Data for the task below:

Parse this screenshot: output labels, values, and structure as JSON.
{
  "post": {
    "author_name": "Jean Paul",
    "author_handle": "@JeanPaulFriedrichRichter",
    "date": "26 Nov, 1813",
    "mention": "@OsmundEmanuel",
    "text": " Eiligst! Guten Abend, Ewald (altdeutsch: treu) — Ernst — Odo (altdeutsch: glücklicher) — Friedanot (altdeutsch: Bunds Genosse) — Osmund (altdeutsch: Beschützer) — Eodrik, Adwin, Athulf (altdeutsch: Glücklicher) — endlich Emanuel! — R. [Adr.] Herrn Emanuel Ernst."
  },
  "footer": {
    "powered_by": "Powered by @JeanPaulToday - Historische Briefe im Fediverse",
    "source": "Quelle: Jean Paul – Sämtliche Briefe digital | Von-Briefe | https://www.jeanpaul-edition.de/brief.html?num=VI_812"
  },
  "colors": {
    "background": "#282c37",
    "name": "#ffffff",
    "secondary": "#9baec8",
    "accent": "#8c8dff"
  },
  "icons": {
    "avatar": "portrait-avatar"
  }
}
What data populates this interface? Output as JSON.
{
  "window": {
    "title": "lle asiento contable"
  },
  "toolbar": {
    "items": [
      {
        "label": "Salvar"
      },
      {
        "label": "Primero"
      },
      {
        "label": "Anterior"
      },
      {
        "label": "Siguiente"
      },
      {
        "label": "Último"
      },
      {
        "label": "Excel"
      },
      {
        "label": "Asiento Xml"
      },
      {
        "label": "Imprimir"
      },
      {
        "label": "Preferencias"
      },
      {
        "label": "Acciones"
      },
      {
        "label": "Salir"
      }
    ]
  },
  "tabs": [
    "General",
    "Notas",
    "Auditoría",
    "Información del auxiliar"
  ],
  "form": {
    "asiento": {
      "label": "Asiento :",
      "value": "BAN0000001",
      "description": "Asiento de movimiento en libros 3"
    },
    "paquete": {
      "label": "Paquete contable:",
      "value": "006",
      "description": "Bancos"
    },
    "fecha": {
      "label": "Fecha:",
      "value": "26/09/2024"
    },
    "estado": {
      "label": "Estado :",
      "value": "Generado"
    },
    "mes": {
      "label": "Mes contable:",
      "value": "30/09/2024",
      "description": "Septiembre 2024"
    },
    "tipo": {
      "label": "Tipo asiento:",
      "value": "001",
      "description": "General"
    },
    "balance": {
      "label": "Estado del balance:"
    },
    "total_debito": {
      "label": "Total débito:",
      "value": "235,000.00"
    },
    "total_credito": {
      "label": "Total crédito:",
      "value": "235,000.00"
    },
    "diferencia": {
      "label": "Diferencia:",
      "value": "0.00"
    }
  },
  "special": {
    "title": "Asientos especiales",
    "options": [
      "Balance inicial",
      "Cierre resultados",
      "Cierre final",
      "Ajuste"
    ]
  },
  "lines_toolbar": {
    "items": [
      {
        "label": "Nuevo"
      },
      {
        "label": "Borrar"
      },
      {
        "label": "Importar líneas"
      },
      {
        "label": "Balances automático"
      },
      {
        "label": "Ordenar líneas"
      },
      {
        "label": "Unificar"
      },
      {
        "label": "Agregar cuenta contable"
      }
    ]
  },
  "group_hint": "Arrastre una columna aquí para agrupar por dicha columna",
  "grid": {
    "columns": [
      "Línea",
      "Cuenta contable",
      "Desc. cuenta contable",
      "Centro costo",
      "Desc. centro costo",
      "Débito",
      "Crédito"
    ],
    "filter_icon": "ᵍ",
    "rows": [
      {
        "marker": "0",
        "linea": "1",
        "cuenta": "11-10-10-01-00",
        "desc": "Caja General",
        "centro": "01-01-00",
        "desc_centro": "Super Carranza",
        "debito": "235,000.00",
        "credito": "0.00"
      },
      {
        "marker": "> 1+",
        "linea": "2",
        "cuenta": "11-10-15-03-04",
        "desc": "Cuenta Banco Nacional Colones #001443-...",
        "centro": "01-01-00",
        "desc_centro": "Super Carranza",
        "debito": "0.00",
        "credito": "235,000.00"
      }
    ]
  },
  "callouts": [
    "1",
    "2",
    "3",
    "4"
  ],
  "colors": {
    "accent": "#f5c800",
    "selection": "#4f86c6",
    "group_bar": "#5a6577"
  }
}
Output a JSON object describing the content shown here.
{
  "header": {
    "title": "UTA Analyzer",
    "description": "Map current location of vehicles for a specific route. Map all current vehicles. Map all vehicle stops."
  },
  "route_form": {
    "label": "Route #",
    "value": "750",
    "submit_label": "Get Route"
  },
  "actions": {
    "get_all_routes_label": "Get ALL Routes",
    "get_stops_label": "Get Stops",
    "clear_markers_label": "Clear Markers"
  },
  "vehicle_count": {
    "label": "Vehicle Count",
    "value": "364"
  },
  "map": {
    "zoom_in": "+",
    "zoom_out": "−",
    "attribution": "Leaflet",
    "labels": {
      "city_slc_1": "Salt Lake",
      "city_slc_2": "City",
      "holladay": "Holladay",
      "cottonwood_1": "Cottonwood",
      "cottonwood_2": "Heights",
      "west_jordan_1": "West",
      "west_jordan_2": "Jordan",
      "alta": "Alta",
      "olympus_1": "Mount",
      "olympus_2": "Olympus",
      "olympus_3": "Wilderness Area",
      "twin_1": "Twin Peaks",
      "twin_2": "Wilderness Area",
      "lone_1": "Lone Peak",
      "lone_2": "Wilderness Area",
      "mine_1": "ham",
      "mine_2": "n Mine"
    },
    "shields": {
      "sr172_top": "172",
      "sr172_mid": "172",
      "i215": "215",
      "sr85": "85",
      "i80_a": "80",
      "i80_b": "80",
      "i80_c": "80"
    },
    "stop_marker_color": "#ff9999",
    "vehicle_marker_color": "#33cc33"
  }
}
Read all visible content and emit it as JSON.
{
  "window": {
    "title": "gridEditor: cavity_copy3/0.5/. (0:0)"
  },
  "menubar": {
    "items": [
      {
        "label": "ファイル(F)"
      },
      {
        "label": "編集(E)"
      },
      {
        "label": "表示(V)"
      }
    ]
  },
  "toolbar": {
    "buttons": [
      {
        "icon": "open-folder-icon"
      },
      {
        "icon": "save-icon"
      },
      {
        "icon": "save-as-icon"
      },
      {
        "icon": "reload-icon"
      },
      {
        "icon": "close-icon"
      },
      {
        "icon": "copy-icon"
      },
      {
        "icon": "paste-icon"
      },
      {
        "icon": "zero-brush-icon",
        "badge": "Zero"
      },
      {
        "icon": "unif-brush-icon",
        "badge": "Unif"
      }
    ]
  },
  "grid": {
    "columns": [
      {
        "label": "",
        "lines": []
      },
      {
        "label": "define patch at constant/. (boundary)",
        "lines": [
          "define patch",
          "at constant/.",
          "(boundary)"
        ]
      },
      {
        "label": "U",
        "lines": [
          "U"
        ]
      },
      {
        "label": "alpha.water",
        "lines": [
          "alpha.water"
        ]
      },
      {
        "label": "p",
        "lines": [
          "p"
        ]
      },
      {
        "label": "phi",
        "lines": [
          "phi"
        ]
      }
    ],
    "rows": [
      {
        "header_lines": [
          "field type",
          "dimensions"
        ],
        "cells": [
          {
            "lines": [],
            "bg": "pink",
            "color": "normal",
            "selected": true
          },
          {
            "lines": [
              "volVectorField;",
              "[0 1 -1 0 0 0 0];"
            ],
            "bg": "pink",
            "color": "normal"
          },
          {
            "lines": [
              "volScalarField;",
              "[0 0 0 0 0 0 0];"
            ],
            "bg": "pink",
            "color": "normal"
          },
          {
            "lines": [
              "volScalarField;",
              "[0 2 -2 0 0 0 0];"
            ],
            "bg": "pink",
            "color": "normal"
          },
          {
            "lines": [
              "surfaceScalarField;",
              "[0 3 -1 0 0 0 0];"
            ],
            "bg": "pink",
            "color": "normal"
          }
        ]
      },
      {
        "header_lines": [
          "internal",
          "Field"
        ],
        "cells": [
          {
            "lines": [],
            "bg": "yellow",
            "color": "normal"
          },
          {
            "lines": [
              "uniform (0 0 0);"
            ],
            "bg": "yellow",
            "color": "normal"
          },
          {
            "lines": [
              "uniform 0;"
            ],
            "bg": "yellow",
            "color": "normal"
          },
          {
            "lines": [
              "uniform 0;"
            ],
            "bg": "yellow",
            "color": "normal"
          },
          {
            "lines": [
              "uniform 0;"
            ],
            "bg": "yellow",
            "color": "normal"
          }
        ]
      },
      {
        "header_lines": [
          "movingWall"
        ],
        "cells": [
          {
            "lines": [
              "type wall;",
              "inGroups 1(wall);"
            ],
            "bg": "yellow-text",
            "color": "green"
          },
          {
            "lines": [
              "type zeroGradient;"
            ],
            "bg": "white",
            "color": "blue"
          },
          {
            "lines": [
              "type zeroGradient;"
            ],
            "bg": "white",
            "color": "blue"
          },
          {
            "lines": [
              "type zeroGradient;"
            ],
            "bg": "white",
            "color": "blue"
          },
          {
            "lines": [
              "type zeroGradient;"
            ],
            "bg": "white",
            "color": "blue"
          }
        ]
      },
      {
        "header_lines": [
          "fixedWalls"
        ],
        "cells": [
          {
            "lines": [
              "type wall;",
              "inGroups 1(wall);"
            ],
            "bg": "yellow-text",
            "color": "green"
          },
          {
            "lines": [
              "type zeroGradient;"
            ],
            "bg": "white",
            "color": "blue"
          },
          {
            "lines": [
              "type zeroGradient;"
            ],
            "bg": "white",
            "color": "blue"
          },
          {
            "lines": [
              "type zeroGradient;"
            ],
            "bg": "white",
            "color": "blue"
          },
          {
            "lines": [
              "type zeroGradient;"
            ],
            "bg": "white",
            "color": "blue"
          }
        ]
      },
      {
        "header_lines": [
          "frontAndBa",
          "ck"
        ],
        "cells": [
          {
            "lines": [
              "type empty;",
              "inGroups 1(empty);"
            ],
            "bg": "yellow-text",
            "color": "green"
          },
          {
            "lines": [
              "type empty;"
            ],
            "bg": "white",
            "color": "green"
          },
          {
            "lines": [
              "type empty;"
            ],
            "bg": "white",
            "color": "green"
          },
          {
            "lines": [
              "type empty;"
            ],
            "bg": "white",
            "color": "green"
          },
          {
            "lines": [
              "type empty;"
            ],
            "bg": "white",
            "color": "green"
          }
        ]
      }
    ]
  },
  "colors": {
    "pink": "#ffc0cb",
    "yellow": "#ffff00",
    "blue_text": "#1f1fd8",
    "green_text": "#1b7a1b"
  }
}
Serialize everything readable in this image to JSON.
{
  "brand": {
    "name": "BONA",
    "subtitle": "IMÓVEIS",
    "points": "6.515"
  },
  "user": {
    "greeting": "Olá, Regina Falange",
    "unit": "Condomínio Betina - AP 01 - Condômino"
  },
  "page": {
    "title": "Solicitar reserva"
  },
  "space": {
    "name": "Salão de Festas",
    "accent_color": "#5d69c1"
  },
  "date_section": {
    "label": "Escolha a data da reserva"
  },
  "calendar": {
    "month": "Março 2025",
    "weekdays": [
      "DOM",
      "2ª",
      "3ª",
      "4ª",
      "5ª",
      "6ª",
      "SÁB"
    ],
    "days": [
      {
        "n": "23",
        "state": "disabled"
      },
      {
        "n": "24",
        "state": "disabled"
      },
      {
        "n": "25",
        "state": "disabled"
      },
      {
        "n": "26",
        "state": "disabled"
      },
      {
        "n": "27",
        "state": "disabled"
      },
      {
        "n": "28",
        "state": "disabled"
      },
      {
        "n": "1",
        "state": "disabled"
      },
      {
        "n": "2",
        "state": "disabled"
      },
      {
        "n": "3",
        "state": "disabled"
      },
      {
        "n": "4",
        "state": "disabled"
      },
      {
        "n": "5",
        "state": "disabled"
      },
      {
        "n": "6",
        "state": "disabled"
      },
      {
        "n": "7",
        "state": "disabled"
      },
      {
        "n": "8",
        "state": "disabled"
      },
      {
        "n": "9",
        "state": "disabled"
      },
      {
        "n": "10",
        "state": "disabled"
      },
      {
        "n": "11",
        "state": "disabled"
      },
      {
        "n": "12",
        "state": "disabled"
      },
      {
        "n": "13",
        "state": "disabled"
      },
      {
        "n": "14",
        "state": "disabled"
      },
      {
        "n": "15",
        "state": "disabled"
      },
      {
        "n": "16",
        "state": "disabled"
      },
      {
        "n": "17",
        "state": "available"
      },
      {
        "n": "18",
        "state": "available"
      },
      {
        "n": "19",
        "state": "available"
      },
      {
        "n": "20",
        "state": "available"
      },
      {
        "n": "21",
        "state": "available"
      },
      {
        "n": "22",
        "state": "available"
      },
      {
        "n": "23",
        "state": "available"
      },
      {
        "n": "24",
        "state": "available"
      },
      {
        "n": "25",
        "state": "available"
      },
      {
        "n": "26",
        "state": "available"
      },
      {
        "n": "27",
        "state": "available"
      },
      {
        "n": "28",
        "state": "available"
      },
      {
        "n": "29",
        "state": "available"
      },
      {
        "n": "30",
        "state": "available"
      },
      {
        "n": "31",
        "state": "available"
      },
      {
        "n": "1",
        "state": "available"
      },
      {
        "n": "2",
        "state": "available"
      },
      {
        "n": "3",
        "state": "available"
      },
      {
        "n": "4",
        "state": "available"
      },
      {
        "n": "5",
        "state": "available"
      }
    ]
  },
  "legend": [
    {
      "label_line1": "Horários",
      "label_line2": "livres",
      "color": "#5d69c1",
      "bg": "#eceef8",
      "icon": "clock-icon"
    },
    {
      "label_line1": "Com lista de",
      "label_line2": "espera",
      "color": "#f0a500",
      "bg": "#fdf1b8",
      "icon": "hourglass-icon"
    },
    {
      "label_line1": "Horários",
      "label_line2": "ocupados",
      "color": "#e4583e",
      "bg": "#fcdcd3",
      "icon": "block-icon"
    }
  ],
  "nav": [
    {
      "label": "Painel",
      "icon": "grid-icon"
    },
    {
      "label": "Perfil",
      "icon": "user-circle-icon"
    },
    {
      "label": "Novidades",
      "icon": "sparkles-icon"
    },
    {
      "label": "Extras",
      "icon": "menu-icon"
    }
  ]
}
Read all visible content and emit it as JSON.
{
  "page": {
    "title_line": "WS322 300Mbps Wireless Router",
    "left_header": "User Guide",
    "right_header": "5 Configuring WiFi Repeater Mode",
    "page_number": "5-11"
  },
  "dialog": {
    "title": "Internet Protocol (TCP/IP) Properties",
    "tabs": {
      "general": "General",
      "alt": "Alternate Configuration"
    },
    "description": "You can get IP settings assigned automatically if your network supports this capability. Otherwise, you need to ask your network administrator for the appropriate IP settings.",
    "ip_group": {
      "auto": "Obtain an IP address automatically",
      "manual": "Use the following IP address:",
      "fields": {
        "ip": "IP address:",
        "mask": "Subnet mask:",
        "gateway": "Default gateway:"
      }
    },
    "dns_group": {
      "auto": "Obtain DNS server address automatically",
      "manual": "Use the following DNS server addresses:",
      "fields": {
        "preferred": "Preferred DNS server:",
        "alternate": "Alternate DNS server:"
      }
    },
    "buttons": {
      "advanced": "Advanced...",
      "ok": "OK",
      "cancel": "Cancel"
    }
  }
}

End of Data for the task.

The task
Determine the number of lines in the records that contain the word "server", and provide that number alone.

Your response
4